• [PROBLEM DETAILS]:
Copy each line of the following data that contains "Number".

(MATERIAL SHOWN Opens)

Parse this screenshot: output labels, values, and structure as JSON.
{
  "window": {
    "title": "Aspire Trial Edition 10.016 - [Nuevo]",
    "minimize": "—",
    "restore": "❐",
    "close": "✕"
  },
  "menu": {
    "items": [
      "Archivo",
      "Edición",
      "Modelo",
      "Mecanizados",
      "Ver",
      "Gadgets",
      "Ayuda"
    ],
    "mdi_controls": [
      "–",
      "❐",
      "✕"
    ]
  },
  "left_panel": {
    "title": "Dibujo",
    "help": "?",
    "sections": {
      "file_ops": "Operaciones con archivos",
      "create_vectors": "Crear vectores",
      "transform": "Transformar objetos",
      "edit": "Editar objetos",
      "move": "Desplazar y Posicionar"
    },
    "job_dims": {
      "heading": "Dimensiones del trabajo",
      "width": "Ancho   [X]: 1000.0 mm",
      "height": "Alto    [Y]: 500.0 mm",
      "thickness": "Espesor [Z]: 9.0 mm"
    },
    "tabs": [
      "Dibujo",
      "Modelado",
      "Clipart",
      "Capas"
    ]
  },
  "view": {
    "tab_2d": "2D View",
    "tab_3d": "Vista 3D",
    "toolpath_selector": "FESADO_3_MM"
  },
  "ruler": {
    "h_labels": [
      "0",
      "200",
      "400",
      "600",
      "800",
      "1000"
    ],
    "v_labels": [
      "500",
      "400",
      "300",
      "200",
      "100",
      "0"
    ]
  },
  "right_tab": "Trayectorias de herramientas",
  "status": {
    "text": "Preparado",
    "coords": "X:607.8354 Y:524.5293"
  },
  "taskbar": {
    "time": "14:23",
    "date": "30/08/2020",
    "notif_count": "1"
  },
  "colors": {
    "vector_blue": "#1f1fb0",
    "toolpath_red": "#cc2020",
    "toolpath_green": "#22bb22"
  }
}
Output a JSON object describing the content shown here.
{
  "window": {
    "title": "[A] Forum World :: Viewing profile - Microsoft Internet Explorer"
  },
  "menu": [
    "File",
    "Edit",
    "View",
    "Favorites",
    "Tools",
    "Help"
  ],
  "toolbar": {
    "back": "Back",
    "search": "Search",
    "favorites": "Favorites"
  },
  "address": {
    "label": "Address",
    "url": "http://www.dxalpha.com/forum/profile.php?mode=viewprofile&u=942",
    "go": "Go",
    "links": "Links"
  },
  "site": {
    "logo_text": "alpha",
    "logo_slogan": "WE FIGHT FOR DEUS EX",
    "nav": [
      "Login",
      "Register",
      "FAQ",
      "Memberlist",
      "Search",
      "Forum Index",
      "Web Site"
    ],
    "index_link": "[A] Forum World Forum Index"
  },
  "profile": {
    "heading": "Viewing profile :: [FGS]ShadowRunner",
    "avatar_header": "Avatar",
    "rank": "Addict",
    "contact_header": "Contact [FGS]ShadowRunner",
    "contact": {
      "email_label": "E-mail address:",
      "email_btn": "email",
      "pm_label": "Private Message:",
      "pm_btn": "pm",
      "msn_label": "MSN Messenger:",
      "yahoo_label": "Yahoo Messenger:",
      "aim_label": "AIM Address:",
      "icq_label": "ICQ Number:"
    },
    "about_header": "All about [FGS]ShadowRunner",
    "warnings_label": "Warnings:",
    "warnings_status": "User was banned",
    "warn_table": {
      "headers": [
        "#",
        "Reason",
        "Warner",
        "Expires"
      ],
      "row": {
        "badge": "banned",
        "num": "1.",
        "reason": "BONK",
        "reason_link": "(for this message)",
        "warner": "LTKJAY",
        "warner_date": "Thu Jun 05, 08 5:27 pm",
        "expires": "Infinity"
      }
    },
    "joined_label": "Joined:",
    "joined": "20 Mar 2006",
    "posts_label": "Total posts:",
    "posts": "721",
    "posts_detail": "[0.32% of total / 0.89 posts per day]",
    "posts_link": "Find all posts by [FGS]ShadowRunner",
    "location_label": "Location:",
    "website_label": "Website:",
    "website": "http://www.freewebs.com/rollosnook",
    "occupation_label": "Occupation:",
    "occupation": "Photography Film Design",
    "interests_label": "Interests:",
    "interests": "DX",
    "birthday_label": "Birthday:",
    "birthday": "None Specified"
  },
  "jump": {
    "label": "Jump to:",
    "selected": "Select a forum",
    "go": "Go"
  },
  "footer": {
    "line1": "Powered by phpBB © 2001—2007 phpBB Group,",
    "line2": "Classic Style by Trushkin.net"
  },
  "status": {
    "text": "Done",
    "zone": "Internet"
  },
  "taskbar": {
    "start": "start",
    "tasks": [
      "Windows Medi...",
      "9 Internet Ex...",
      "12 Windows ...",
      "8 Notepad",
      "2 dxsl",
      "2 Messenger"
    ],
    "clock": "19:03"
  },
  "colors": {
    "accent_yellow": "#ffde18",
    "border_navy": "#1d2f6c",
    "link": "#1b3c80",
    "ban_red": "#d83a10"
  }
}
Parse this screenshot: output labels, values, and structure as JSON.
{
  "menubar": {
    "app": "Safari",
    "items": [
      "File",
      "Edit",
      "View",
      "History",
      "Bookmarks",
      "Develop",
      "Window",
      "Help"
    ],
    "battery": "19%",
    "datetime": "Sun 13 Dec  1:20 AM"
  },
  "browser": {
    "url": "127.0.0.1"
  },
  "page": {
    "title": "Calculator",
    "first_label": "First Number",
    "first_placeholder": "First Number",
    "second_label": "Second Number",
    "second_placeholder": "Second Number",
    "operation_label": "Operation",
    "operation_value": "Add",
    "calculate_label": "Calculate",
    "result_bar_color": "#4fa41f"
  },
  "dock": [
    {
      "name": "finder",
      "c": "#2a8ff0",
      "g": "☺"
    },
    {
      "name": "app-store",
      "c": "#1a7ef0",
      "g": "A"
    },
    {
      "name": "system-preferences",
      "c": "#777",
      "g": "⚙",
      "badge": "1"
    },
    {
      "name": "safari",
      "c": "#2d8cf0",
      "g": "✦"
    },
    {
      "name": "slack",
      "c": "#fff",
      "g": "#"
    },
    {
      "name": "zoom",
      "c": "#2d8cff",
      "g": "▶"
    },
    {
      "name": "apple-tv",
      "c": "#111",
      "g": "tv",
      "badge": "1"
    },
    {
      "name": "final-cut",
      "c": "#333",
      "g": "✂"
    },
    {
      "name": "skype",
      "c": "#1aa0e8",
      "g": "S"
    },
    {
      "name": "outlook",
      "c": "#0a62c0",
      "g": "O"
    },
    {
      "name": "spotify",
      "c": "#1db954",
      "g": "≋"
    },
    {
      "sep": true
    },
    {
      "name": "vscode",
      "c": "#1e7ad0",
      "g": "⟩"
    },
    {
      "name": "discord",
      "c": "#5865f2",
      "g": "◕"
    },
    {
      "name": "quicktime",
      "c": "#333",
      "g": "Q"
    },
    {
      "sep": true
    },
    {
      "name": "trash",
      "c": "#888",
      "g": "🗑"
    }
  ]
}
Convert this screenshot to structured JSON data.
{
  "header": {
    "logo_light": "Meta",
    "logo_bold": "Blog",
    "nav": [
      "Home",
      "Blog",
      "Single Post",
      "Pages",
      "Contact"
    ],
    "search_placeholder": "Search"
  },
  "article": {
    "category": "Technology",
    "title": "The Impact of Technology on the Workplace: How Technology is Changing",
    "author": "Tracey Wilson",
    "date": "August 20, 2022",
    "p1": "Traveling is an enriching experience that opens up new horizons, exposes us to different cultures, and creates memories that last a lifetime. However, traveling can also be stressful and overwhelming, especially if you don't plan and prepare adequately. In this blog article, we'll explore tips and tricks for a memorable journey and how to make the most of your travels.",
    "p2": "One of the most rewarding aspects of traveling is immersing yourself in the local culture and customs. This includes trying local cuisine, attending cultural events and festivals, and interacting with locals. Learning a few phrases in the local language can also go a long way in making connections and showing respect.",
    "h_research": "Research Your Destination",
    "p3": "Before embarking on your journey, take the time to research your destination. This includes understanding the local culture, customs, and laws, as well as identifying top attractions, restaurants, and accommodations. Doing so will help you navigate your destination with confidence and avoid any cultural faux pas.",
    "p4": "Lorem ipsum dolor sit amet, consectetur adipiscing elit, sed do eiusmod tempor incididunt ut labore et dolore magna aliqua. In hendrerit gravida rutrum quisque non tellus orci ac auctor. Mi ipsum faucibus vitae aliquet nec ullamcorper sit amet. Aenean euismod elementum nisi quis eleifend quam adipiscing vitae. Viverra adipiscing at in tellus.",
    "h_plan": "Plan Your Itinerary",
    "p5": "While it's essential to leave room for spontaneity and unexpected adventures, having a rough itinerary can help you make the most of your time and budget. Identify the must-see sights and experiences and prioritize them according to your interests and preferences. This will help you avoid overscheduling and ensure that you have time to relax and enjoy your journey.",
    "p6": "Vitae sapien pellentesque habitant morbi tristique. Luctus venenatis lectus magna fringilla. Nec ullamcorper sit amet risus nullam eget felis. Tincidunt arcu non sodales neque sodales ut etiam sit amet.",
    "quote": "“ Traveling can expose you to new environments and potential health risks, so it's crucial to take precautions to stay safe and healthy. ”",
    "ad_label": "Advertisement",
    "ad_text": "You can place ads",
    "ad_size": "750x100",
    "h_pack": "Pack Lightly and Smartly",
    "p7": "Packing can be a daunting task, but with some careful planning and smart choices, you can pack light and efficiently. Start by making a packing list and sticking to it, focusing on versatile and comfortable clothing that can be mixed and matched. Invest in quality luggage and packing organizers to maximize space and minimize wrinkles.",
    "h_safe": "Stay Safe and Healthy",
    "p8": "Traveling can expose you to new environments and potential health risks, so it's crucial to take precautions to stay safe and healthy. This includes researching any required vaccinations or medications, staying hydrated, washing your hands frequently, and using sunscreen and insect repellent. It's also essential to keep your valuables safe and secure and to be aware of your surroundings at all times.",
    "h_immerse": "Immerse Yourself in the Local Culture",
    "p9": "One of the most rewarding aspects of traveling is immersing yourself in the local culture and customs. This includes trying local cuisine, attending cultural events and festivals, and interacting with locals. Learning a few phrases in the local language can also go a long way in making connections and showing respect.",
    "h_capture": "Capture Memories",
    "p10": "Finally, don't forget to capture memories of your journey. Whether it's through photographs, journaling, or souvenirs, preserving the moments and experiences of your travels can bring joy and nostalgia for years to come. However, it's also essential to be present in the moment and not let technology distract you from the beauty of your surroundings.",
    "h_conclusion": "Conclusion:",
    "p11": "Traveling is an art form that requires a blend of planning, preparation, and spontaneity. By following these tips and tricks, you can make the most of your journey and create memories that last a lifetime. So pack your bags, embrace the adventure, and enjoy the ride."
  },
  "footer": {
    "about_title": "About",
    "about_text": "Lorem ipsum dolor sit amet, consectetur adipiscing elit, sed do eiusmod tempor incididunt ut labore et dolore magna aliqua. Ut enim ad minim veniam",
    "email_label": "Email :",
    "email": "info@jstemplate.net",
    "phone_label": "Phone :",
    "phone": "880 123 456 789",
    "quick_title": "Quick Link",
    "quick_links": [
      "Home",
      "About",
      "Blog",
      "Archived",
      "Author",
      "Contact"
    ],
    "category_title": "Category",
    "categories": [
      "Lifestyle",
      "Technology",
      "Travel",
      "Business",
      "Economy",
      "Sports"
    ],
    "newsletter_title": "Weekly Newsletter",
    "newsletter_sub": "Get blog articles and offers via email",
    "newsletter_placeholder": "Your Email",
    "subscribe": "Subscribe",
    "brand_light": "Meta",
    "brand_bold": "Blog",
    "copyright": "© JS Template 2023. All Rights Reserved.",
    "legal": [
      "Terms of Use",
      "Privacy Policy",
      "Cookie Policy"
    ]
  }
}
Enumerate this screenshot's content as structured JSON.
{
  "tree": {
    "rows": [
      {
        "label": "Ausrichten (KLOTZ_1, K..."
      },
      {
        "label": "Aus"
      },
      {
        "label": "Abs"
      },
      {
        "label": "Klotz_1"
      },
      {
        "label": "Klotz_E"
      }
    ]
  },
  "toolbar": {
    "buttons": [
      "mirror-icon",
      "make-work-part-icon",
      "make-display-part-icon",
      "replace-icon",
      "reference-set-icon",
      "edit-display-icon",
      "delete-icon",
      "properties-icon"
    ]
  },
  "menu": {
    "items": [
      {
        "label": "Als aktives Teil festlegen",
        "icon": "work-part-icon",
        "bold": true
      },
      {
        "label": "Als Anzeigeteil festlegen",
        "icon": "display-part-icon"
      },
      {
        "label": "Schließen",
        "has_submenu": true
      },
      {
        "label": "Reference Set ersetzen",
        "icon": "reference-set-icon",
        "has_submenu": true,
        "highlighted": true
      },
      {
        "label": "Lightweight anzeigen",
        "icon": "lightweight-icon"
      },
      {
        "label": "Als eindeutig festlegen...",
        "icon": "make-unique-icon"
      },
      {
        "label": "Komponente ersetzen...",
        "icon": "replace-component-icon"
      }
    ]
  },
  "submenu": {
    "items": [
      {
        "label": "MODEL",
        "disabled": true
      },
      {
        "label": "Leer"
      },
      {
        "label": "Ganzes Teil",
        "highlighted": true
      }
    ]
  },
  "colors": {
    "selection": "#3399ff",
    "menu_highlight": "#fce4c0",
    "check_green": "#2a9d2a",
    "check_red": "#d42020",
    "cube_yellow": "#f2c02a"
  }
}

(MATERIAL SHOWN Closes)

• [EXERCISE OUTPUT]:
      "icq_label": "ICQ Number:"
    "first_label": "First Number",
    "first_placeholder": "First Number",
    "second_label": "Second Number",
    "second_placeholder": "Second Number",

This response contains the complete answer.